[Recorded data]
= = = = =

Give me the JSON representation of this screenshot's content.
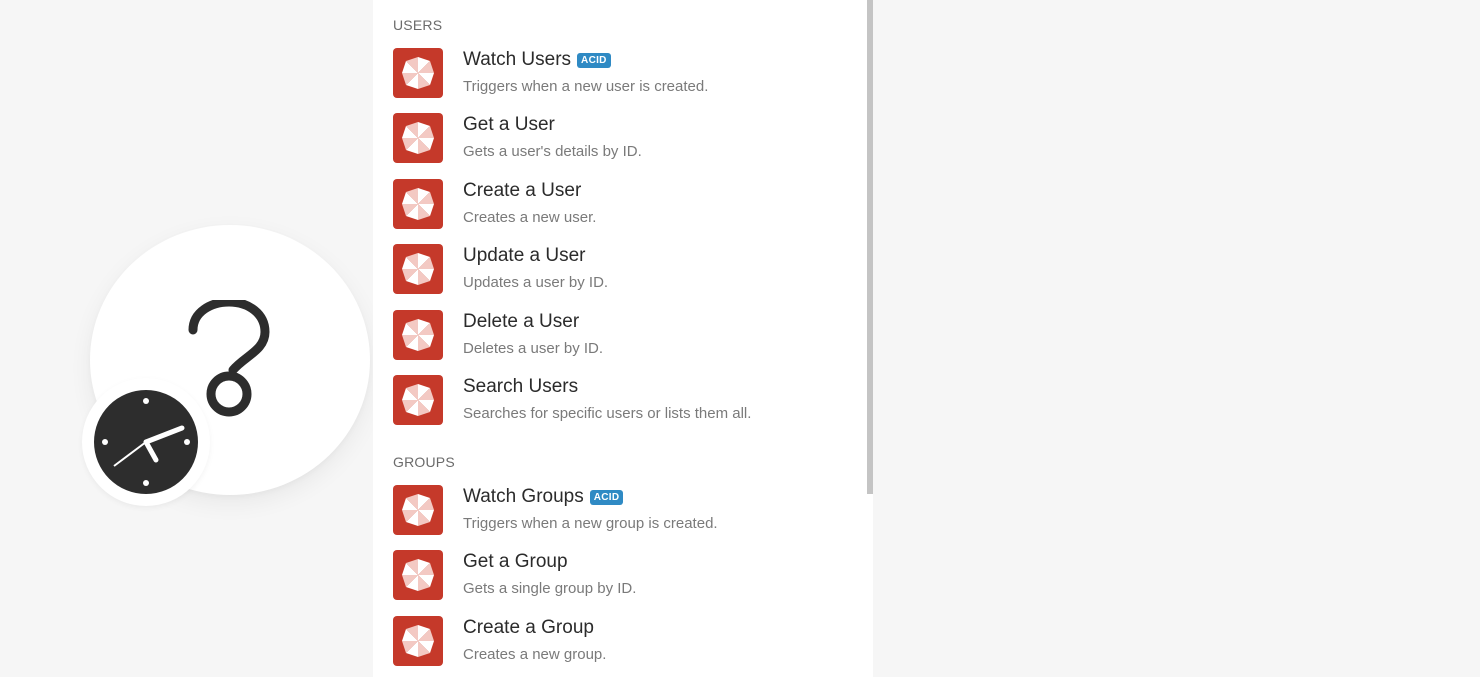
{
  "module": {
    "icon": "question-mark-icon",
    "badge_icon": "clock-icon"
  },
  "sections": {
    "users": {
      "header": "USERS",
      "items": [
        {
          "title": "Watch Users",
          "badge": "ACID",
          "desc": "Triggers when a new user is created."
        },
        {
          "title": "Get a User",
          "desc": "Gets a user's details by ID."
        },
        {
          "title": "Create a User",
          "desc": "Creates a new user."
        },
        {
          "title": "Update a User",
          "desc": "Updates a user by ID."
        },
        {
          "title": "Delete a User",
          "desc": "Deletes a user by ID."
        },
        {
          "title": "Search Users",
          "desc": "Searches for specific users or lists them all."
        }
      ]
    },
    "groups": {
      "header": "GROUPS",
      "items": [
        {
          "title": "Watch Groups",
          "badge": "ACID",
          "desc": "Triggers when a new group is created."
        },
        {
          "title": "Get a Group",
          "desc": "Gets a single group by ID."
        },
        {
          "title": "Create a Group",
          "desc": "Creates a new group."
        }
      ]
    }
  },
  "colors": {
    "app_icon_bg": "#c5392a",
    "badge_bg": "#2f8ac4",
    "clock_bg": "#2d2d2d"
  }
}
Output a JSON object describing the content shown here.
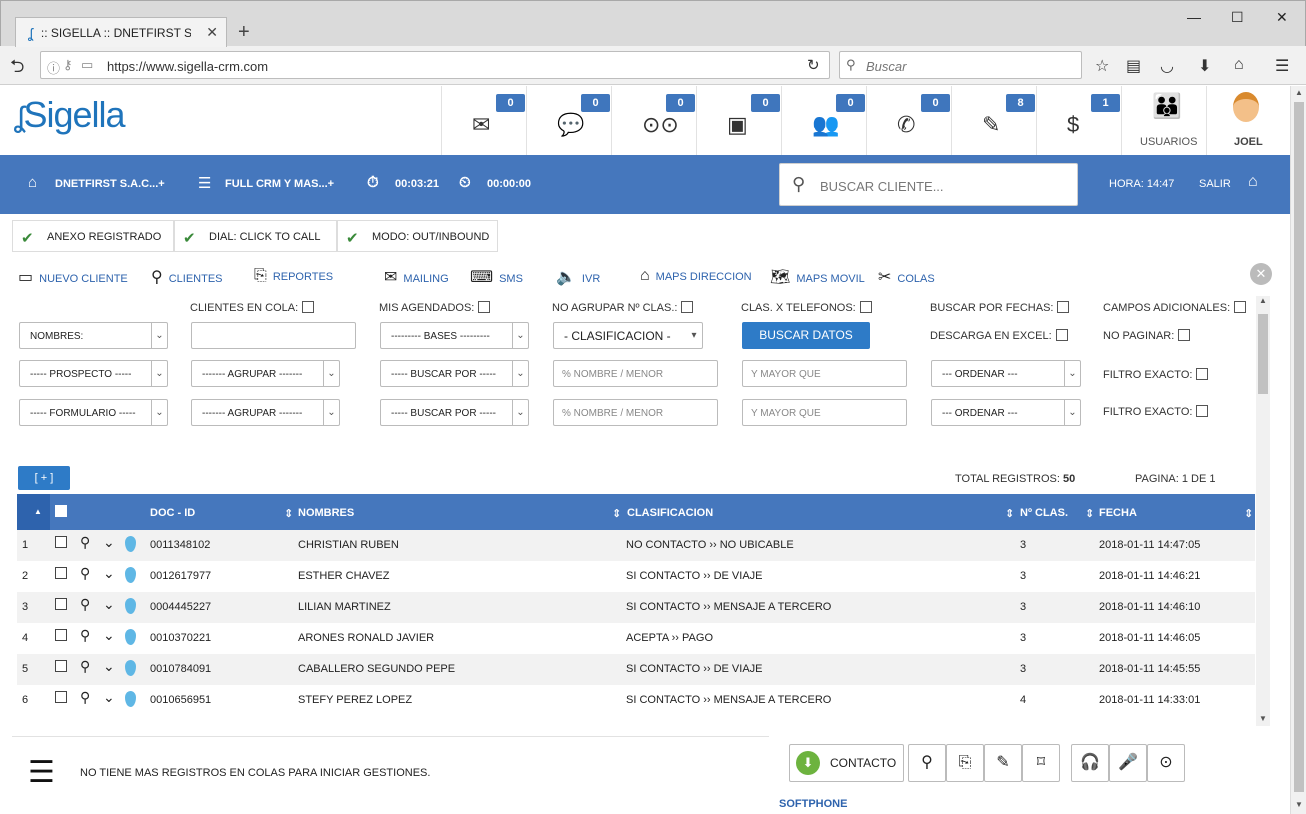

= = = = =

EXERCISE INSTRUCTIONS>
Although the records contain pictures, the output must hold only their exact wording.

TASK ANSWER>
Give me the JSON representation of this screenshot's content.
{
  "module": {
    "icon": "question-mark-icon",
    "badge_icon": "clock-icon"
  },
  "sections": {
    "users": {
      "header": "USERS",
      "items": [
        {
          "title": "Watch Users",
          "badge": "ACID",
          "desc": "Triggers when a new user is created."
        },
        {
          "title": "Get a User",
          "desc": "Gets a user's details by ID."
        },
        {
          "title": "Create a User",
          "desc": "Creates a new user."
        },
        {
          "title": "Update a User",
          "desc": "Updates a user by ID."
        },
        {
          "title": "Delete a User",
          "desc": "Deletes a user by ID."
        },
        {
          "title": "Search Users",
          "desc": "Searches for specific users or lists them all."
        }
      ]
    },
    "groups": {
      "header": "GROUPS",
      "items": [
        {
          "title": "Watch Groups",
          "badge": "ACID",
          "desc": "Triggers when a new group is created."
        },
        {
          "title": "Get a Group",
          "desc": "Gets a single group by ID."
        },
        {
          "title": "Create a Group",
          "desc": "Creates a new group."
        }
      ]
    }
  },
  "colors": {
    "app_icon_bg": "#c5392a",
    "badge_bg": "#2f8ac4",
    "clock_bg": "#2d2d2d"
  }
}
Output a JSON object describing the content shown here.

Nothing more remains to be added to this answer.